Top of Source records
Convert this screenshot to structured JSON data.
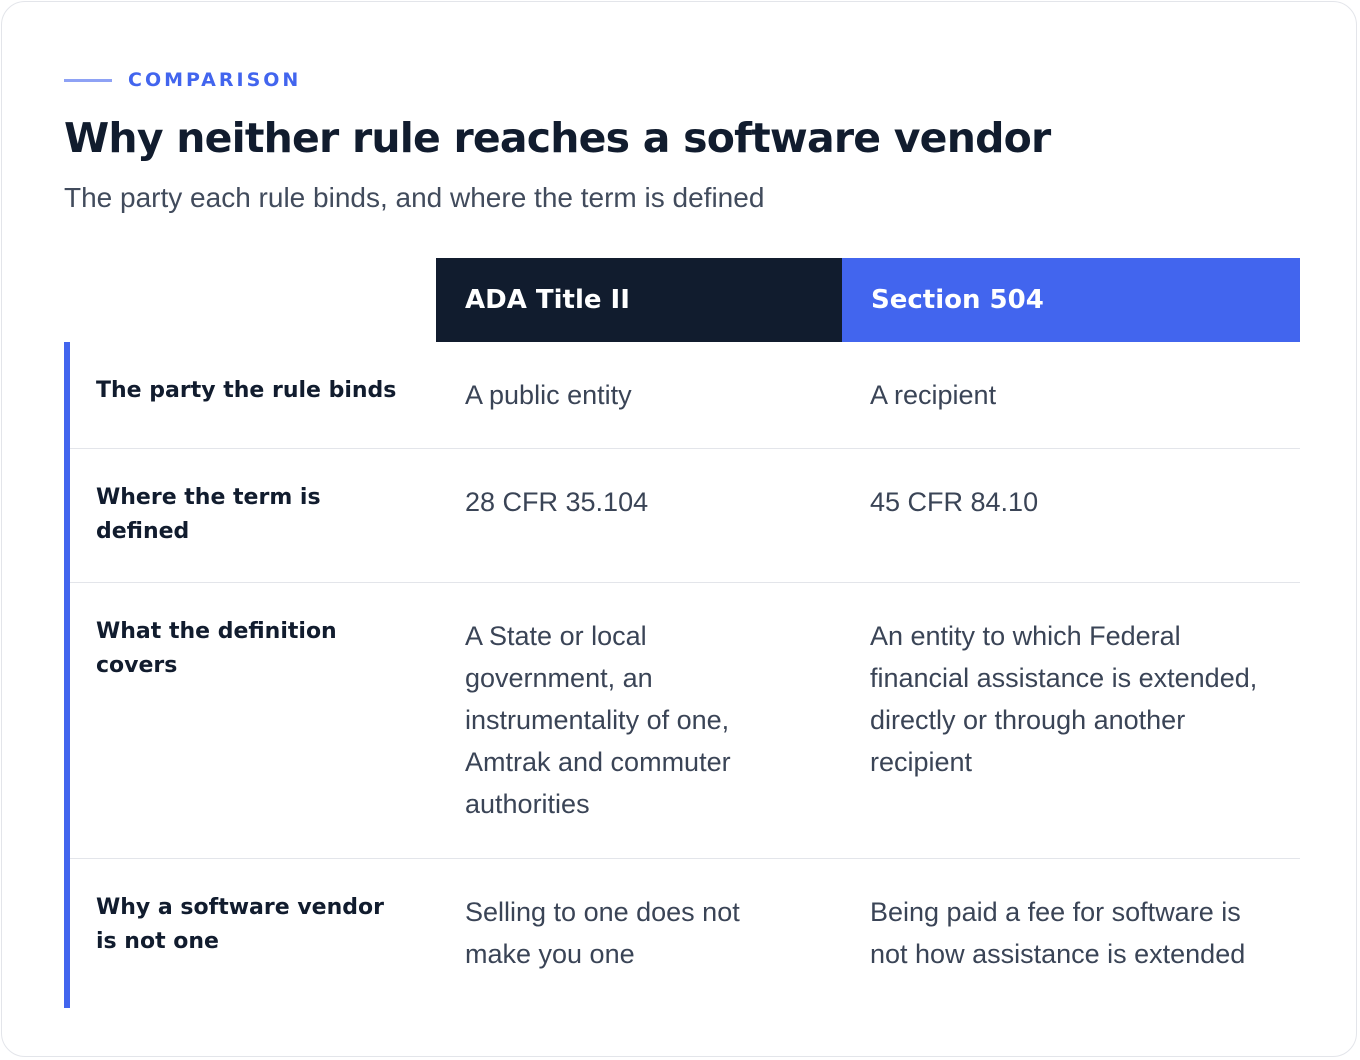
{
  "eyebrow": "COMPARISON",
  "title": "Why neither rule reaches a software vendor",
  "subtitle": "The party each rule binds, and where the term is defined",
  "columns": [
    "ADA Title II",
    "Section 504"
  ],
  "rows": [
    {
      "label": "The party the rule binds",
      "ada": "A public entity",
      "s504": "A recipient"
    },
    {
      "label": "Where the term is defined",
      "ada": "28 CFR 35.104",
      "s504": "45 CFR 84.10"
    },
    {
      "label": "What the definition covers",
      "ada": "A State or local government, an instrumentality of one, Amtrak and commuter authorities",
      "s504": "An entity to which Federal financial assistance is extended, directly or through another recipient"
    },
    {
      "label": "Why a software vendor is not one",
      "ada": "Selling to one does not make you one",
      "s504": "Being paid a fee for software is not how assistance is extended"
    }
  ],
  "colors": {
    "accent": "#4265ee",
    "dark": "#111c2e",
    "muted_text": "#3a4456",
    "divider": "#e3e5ea"
  }
}
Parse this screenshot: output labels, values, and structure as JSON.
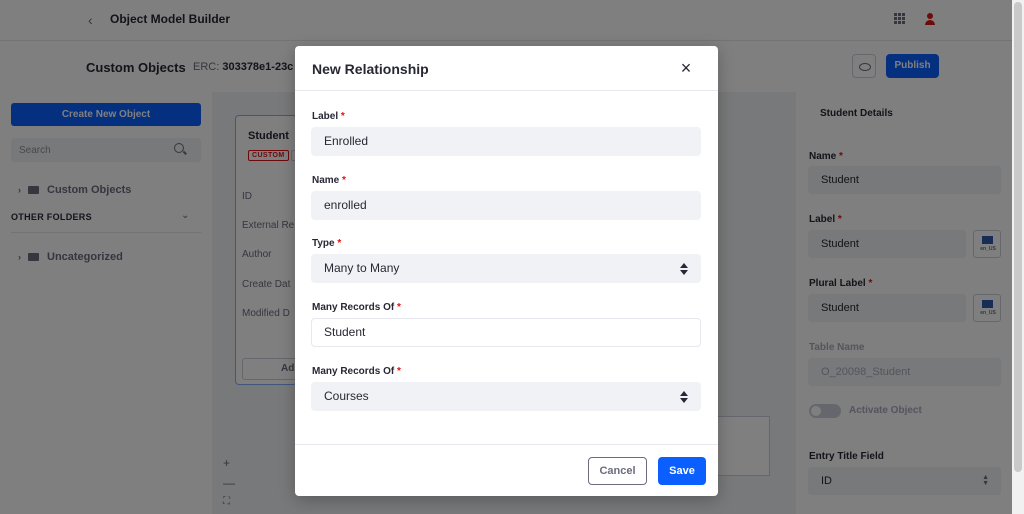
{
  "topbar": {
    "title": "Object Model Builder"
  },
  "subbar": {
    "page_title": "Custom Objects",
    "erc_label": "ERC:",
    "erc_value": "303378e1-23c",
    "publish_label": "Publish"
  },
  "left_panel": {
    "create_label": "Create New Object",
    "search_placeholder": "Search",
    "tree": {
      "custom_objects": "Custom Objects",
      "other_folders": "OTHER FOLDERS",
      "uncategorized": "Uncategorized"
    }
  },
  "canvas": {
    "card": {
      "title": "Student",
      "badge": "CUSTOM",
      "fields": [
        "ID",
        "External Re",
        "Author",
        "Create Dat",
        "Modified D"
      ],
      "add_label": "Ad"
    },
    "zoom": {
      "in": "+",
      "out": "—",
      "fit": "⛶"
    }
  },
  "right_panel": {
    "title": "Student Details",
    "name_label": "Name",
    "name_value": "Student",
    "label_label": "Label",
    "label_value": "Student",
    "plural_label": "Plural Label",
    "plural_value": "Student",
    "locale_code": "en_US",
    "table_name_label": "Table Name",
    "table_name_value": "O_20098_Student",
    "activate_label": "Activate Object",
    "entry_title_label": "Entry Title Field",
    "entry_title_value": "ID"
  },
  "modal": {
    "title": "New Relationship",
    "close_icon": "×",
    "required_mark": "*",
    "label_field": {
      "label": "Label",
      "value": "Enrolled"
    },
    "name_field": {
      "label": "Name",
      "value": "enrolled"
    },
    "type_field": {
      "label": "Type",
      "value": "Many to Many"
    },
    "many_records_1": {
      "label": "Many Records Of",
      "value": "Student"
    },
    "many_records_2": {
      "label": "Many Records Of",
      "value": "Courses"
    },
    "cancel_label": "Cancel",
    "save_label": "Save"
  },
  "colors": {
    "primary": "#0b5fff",
    "required": "#da1414",
    "overlay": "rgba(0,0,0,0.5)"
  }
}
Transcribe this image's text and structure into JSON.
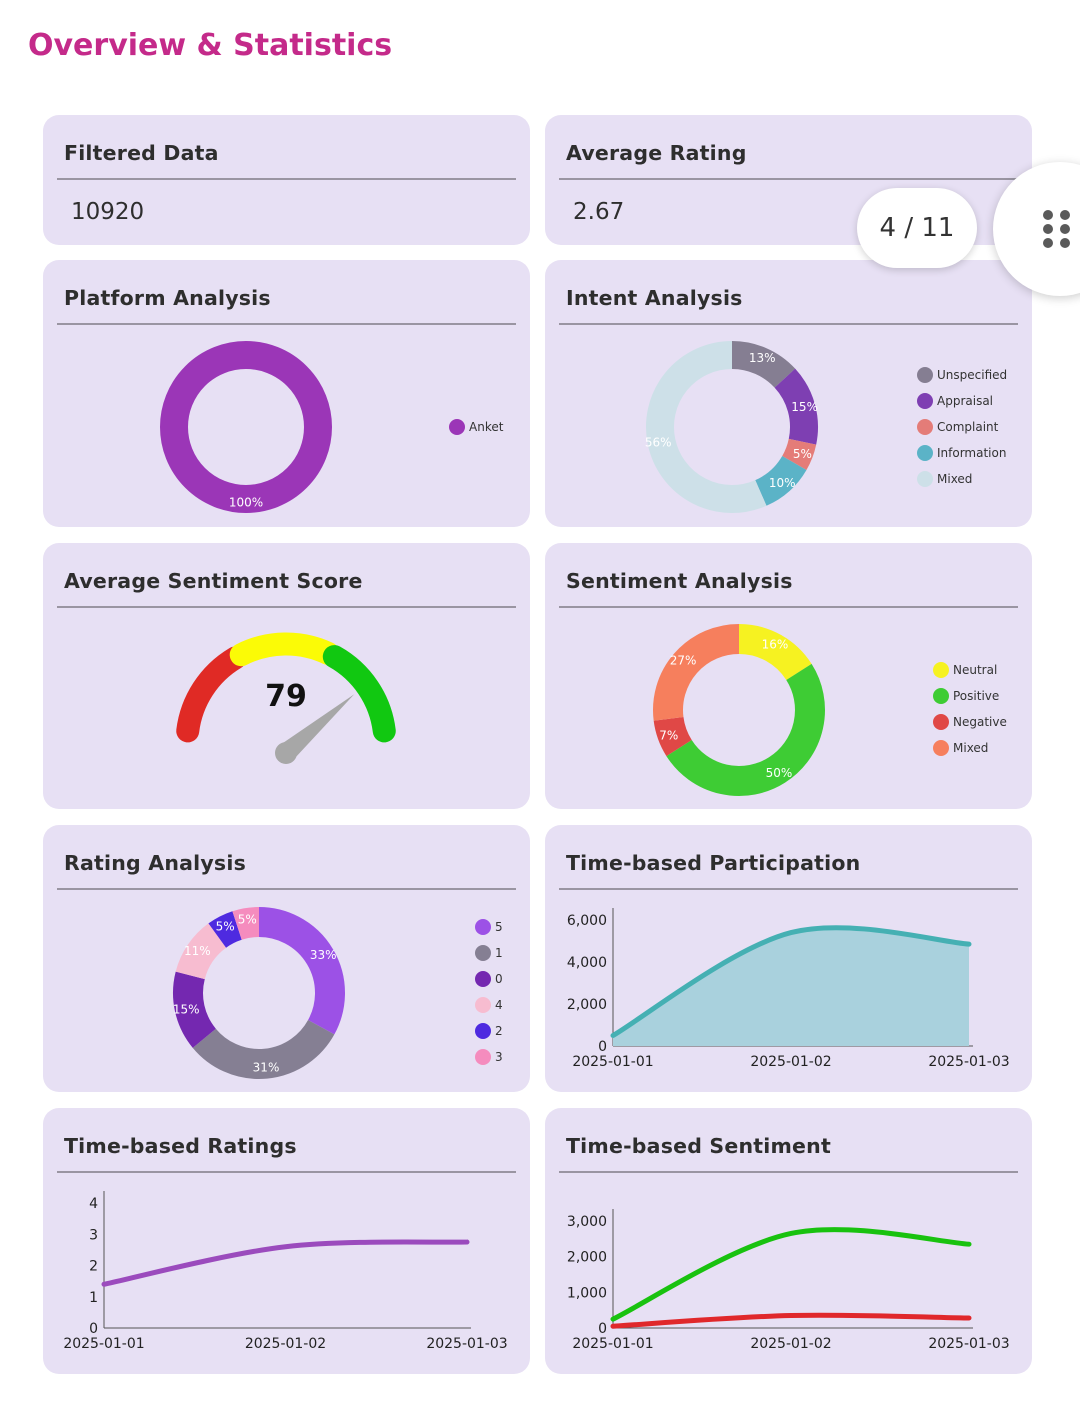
{
  "page": {
    "title": "Overview & Statistics"
  },
  "pager": {
    "text": "4 / 11"
  },
  "menu": {
    "icon": "grid-dots-icon"
  },
  "stats": {
    "filtered": {
      "title": "Filtered Data",
      "value": "10920"
    },
    "rating": {
      "title": "Average Rating",
      "value": "2.67"
    }
  },
  "cards": {
    "platform": "Platform Analysis",
    "intent": "Intent Analysis",
    "avg_sentiment": "Average Sentiment Score",
    "sentiment": "Sentiment Analysis",
    "rating": "Rating Analysis",
    "participation": "Time-based Participation",
    "ratings_time": "Time-based Ratings",
    "sentiment_time": "Time-based Sentiment"
  },
  "chart_data": [
    {
      "id": "platform",
      "type": "pie",
      "donut": true,
      "slices": [
        {
          "label": "Anket",
          "value": 100,
          "pct_label": "100%",
          "color": "#9b36b7"
        }
      ],
      "legend": "right"
    },
    {
      "id": "intent",
      "type": "pie",
      "donut": true,
      "slices": [
        {
          "label": "Unspecified",
          "value": 13,
          "pct_label": "13%",
          "color": "#857e92"
        },
        {
          "label": "Appraisal",
          "value": 15,
          "pct_label": "15%",
          "color": "#7e3fb2"
        },
        {
          "label": "Complaint",
          "value": 5,
          "pct_label": "5%",
          "color": "#e47c78"
        },
        {
          "label": "Information",
          "value": 10,
          "pct_label": "10%",
          "color": "#5bb3c7"
        },
        {
          "label": "Mixed",
          "value": 56,
          "pct_label": "56%",
          "color": "#cde0e8"
        }
      ],
      "legend": "right"
    },
    {
      "id": "avg_sentiment",
      "type": "gauge",
      "value": 79,
      "value_label": "79",
      "range": [
        0,
        100
      ],
      "bands": [
        {
          "from": 0,
          "to": 33,
          "color": "#e02a25"
        },
        {
          "from": 33,
          "to": 66,
          "color": "#fbfb06"
        },
        {
          "from": 66,
          "to": 100,
          "color": "#11c811"
        }
      ],
      "needle_color": "#a7a7a7"
    },
    {
      "id": "sentiment",
      "type": "pie",
      "donut": true,
      "slices": [
        {
          "label": "Neutral",
          "value": 16,
          "pct_label": "16%",
          "color": "#f6f221"
        },
        {
          "label": "Positive",
          "value": 50,
          "pct_label": "50%",
          "color": "#3ecc34"
        },
        {
          "label": "Negative",
          "value": 7,
          "pct_label": "7%",
          "color": "#e04846"
        },
        {
          "label": "Mixed",
          "value": 27,
          "pct_label": "27%",
          "color": "#f67f5d"
        }
      ],
      "legend": "right"
    },
    {
      "id": "rating",
      "type": "pie",
      "donut": true,
      "slices": [
        {
          "label": "5",
          "value": 33,
          "pct_label": "33%",
          "color": "#9c51e6"
        },
        {
          "label": "1",
          "value": 31,
          "pct_label": "31%",
          "color": "#857f93"
        },
        {
          "label": "0",
          "value": 15,
          "pct_label": "15%",
          "color": "#7428b0"
        },
        {
          "label": "4",
          "value": 11,
          "pct_label": "11%",
          "color": "#f7bcd0"
        },
        {
          "label": "2",
          "value": 5,
          "pct_label": "5%",
          "color": "#4e2ae0"
        },
        {
          "label": "3",
          "value": 5,
          "pct_label": "5%",
          "color": "#f58cbe"
        }
      ],
      "legend": "right"
    },
    {
      "id": "participation",
      "type": "area",
      "x": [
        "2025-01-01",
        "2025-01-02",
        "2025-01-03"
      ],
      "x_ticks": [
        "2025-01-01",
        "2025-01-02",
        "2025-01-03"
      ],
      "y_ticks": [
        "0",
        "2,000",
        "4,000",
        "6,000"
      ],
      "ylim": [
        0,
        6000
      ],
      "series": [
        {
          "values": [
            500,
            5400,
            4850
          ],
          "color": "#45b0b3",
          "fill": "#a9d1dd"
        }
      ]
    },
    {
      "id": "ratings_time",
      "type": "line",
      "x": [
        "2025-01-01",
        "2025-01-02",
        "2025-01-03"
      ],
      "x_ticks": [
        "2025-01-01",
        "2025-01-02",
        "2025-01-03"
      ],
      "y_ticks": [
        "0",
        "1",
        "2",
        "3",
        "4"
      ],
      "ylim": [
        0,
        4
      ],
      "series": [
        {
          "values": [
            1.4,
            2.6,
            2.75
          ],
          "color": "#9b4bbd"
        }
      ]
    },
    {
      "id": "sentiment_time",
      "type": "line",
      "x": [
        "2025-01-01",
        "2025-01-02",
        "2025-01-03"
      ],
      "x_ticks": [
        "2025-01-01",
        "2025-01-02",
        "2025-01-03"
      ],
      "y_ticks": [
        "0",
        "1,000",
        "2,000",
        "3,000"
      ],
      "ylim": [
        0,
        3000
      ],
      "series": [
        {
          "values": [
            250,
            2650,
            2350
          ],
          "color": "#19c20f"
        },
        {
          "values": [
            50,
            350,
            280
          ],
          "color": "#e0282b"
        }
      ]
    }
  ]
}
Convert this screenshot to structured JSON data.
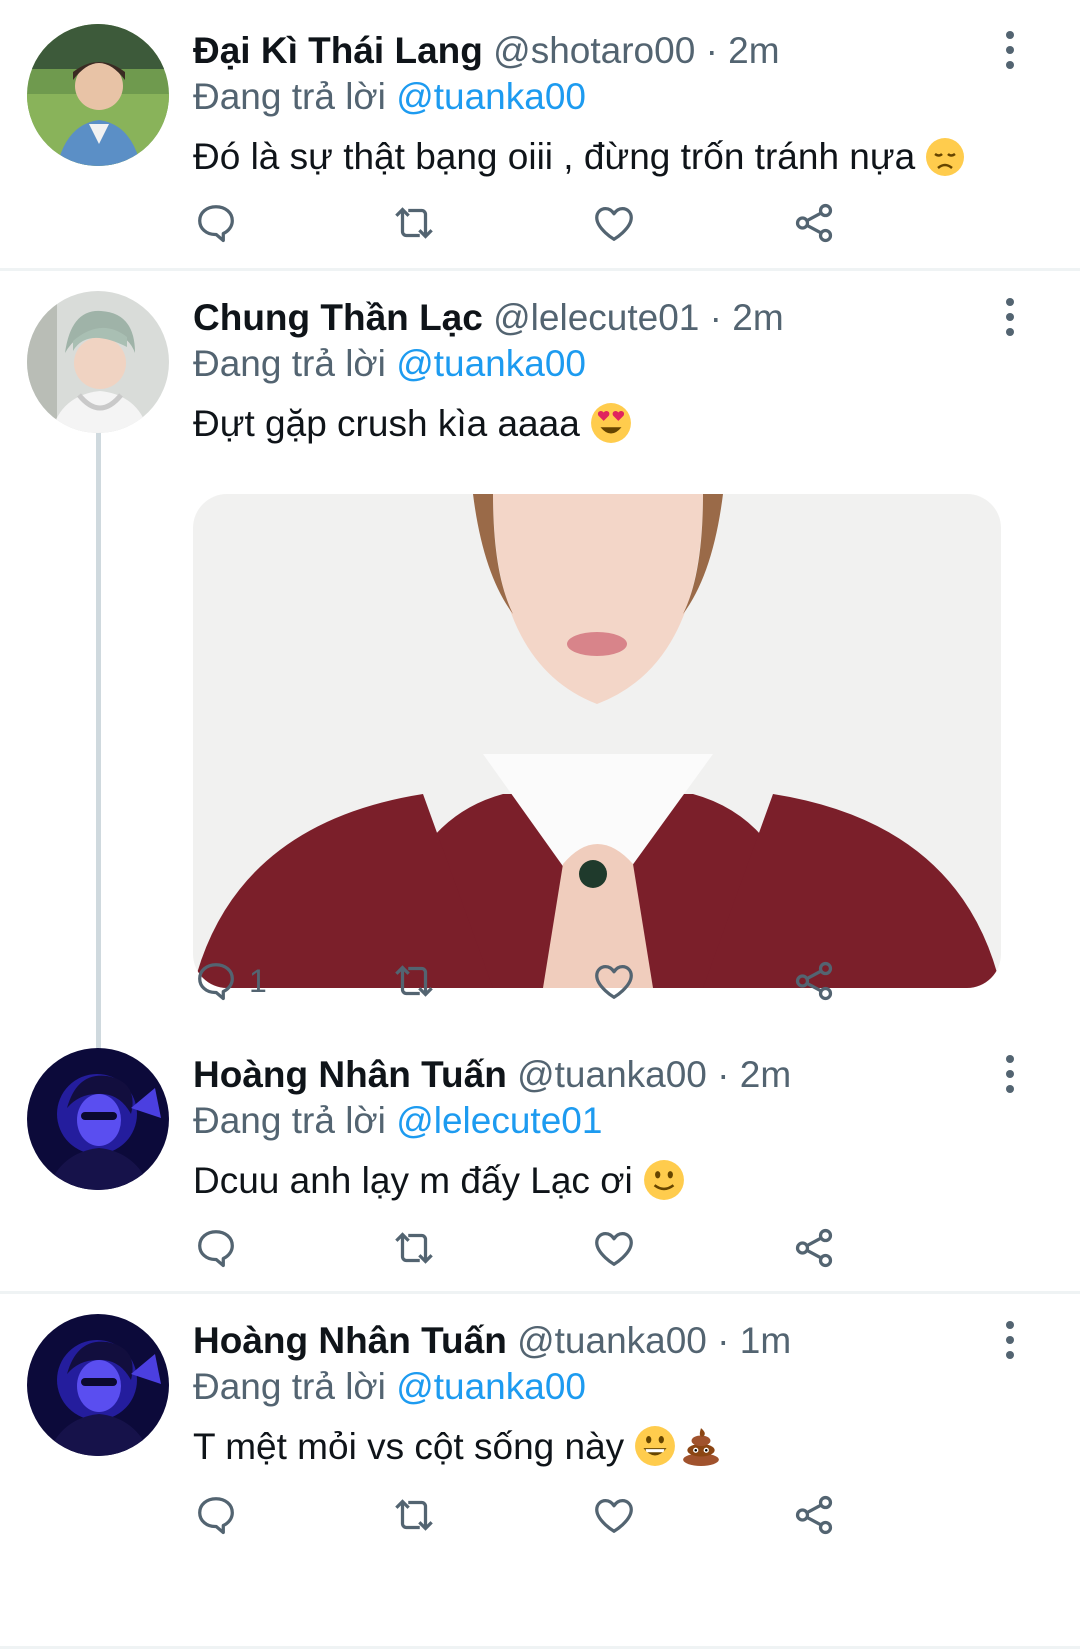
{
  "replying_to_label": "Đang trả lời",
  "tweets": [
    {
      "name": "Đại Kì Thái Lang",
      "handle": "@shotaro00",
      "dot": "·",
      "time": "2m",
      "reply_to": "@tuanka00",
      "text": "Đó là sự thật bạng oiii , đừng trốn tránh nựa",
      "emoji": "disappointed-face-emoji",
      "reply_count": "",
      "avatar": "avatar-shotaro00"
    },
    {
      "name": "Chung Thần Lạc",
      "handle": "@lelecute01",
      "dot": "·",
      "time": "2m",
      "reply_to": "@tuanka00",
      "text": "Đựt gặp crush kìa aaaa",
      "emoji": "heart-eyes-emoji",
      "reply_count": "1",
      "avatar": "avatar-lelecute01",
      "has_media": true
    },
    {
      "name": "Hoàng Nhân Tuấn",
      "handle": "@tuanka00",
      "dot": "·",
      "time": "2m",
      "reply_to": "@lelecute01",
      "text": "Dcuu anh lạy m đấy Lạc ơi",
      "emoji": "slightly-smiling-emoji",
      "reply_count": "",
      "avatar": "avatar-tuanka00"
    },
    {
      "name": "Hoàng Nhân Tuấn",
      "handle": "@tuanka00",
      "dot": "·",
      "time": "1m",
      "reply_to": "@tuanka00",
      "text": "T mệt mỏi vs cột sống này",
      "emoji": "grinning-and-poo-emoji",
      "reply_count": "",
      "avatar": "avatar-tuanka00"
    }
  ],
  "icons": [
    "reply-icon",
    "retweet-icon",
    "like-icon",
    "share-icon",
    "more-icon"
  ],
  "colors": {
    "mention": "#1d9bf0",
    "secondary_text": "#536471",
    "thread_line": "#cfd9de"
  }
}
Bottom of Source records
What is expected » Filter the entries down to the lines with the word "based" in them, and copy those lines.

Result below »
    "participation": "Time-based Participation",
    "ratings_time": "Time-based Ratings",
    "sentiment_time": "Time-based Sentiment"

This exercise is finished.